In his interview with Cpl. Davis, the internal affairs investigator, Gore explained that he searched for Ward’s name in a law enforcement database base, going on the common spelling for “Dakota.” He came up with a hit on “Dakota G. Ward.” The alleged victim of the battery had written a statement about the incident and used the correct spelling of De’Coda’s name, but Gore did not notice. He said he usually skims over such statements. “He said he didn’t recall if he used the statement or the verbal from Chad Cox [the alleged victim] to complete the case report.” He also could not remember if he’d asked Cox and another witness for a description of the alleged assailant.
Cox had told Gore that his alleged assailant lived at Capri Trailer Park. But Gore did not go to the trailer park after taking Cox’s statements because, he said, according to the investigative report, “he wasn’t going all the way down to Bunnell for a misdemeanor to make contact with all the parties.” Rather, he would send the charges to the State Attorney’s office.” When Gore saw that the address for Dakota Ward (the falsely arrested one) in the database did not match the address Cox had given for De’Coda, the deputy assumed Dakota Ward had not updated his driver’s license. “Deputy James Gore disregarded the [database] address for Dakota Ward and took the victim’s word and completed the Charging Affidavit,” the investigative report concludes.
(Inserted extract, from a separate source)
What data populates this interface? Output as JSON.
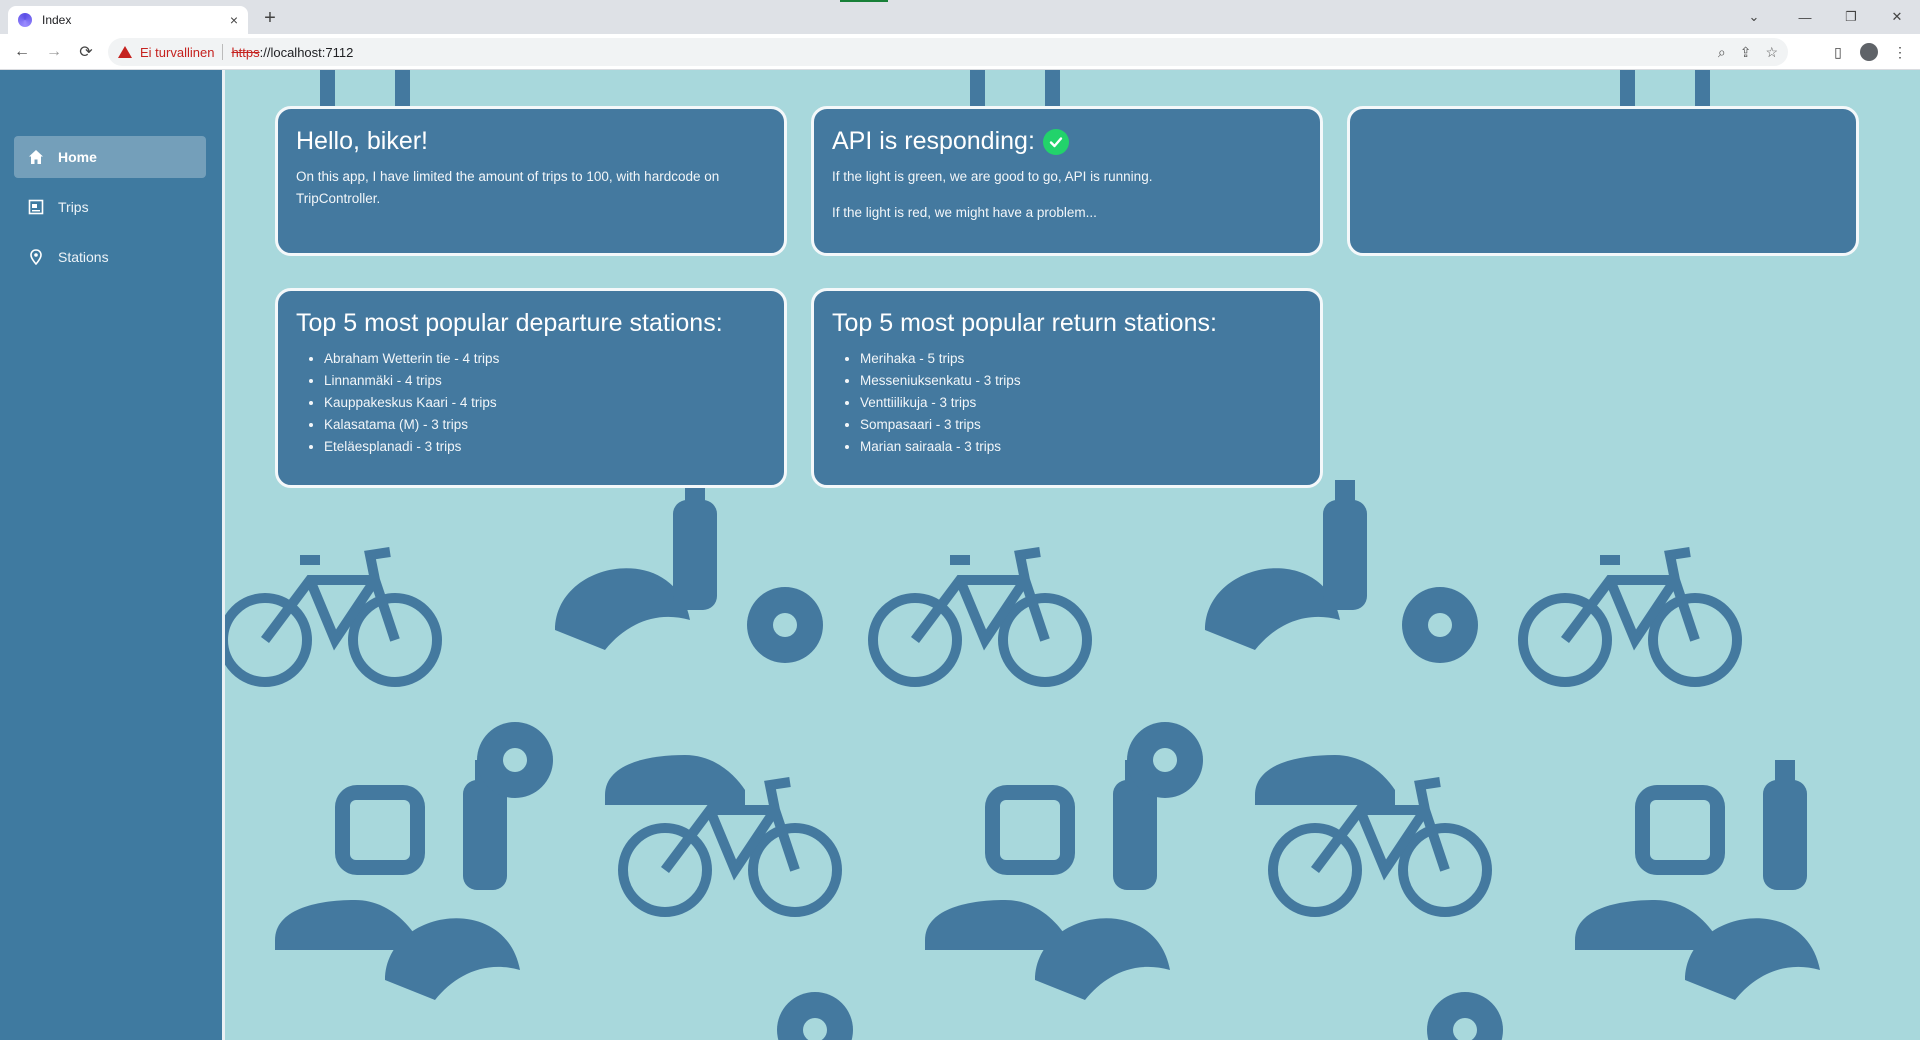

The investigation also found that Gore neglected several steps that deputies are expected to take when developing a suspect, such as confirming the suspect’s identity with the alleged victim, locating all parties involved, and reviewing the alleged victim’s written statement.
On February 17, a criminal summons was issued for Ward to appear before County Judge Melissa Moore-Stens on march 22. He did not do so, of course. On March 22, Moore-Stens signed a warrant for his arrest, and on March 26, he was arrested.
The sheriff’s office began correcting the mistake on April 1, when Dakota Ward’s booking image and information was removed from the jail’s website.
Gore, who has 10 days to appeal his suspension, had been disciplined on March 30 by being removed from the Field Training Officer program–in which deputies supervise and evaluate new recruits–and suspended from the SWAT team “for attendance and performance issues.” The day when that suspension was handed down corresponded with one of the days Gore said he was sick.
The investigative report has mistakes of its own, listing some incidents on its timeline as taking place on April 31, 2006. The sheriff’s office on Saturday sent a corrected copy of the report.
“The Sheriff’s Office has nearly completed administratively expunging this arrest record and any related reports. His arrest photo was immediately removed from the sheriff’s Web site April 1,” the release states.
The release leaves silent the fact that Ward still has a criminal record in the court system, and that that record may not be removed without formal expunging proceedings, which can be costly, take time, and are afforded an individual only once in his lifetime.
“This was a terrible mistake and we offer our sincere apology to this man and his family and we are doing everything in our power to rectify this matter,” Manfre is quoted as saying in the release. “It’s clear from this investigation that this was an isolated incident and had standard criminal investigative procedures been followed, these mistakes would have never occurred.”